▶ Extracted data
· · · ·
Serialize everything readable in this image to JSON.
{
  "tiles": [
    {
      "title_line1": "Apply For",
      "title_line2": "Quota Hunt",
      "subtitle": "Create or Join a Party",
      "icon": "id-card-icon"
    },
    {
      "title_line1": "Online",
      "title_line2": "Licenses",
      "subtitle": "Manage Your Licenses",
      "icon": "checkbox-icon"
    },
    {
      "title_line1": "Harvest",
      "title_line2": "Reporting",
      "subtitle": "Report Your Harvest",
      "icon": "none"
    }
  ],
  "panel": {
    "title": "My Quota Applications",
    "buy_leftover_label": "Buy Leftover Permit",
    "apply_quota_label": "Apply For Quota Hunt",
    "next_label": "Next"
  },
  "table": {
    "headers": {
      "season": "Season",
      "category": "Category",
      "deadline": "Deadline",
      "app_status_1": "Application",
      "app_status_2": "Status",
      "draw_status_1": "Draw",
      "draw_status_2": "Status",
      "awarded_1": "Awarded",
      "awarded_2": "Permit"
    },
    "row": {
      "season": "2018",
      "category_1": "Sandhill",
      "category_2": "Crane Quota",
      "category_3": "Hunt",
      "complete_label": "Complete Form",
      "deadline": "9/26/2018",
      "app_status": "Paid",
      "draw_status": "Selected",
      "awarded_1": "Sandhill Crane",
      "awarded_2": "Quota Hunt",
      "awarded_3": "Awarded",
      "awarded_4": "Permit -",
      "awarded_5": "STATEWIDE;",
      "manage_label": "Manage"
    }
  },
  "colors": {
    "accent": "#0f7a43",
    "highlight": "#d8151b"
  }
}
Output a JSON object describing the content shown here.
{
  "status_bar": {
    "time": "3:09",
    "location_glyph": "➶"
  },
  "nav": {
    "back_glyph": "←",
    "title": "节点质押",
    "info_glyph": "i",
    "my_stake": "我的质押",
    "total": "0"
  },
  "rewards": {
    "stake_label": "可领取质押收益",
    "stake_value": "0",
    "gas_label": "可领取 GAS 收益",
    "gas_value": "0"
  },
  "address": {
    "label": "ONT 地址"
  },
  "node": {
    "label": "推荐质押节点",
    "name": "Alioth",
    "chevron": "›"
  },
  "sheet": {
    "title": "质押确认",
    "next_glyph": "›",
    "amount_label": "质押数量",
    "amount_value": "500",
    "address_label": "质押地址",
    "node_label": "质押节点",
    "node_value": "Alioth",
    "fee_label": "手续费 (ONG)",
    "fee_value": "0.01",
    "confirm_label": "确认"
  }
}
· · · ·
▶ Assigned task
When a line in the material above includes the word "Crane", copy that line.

▶ Written answer
      "category_2": "Crane Quota",
      "awarded_1": "Sandhill Crane",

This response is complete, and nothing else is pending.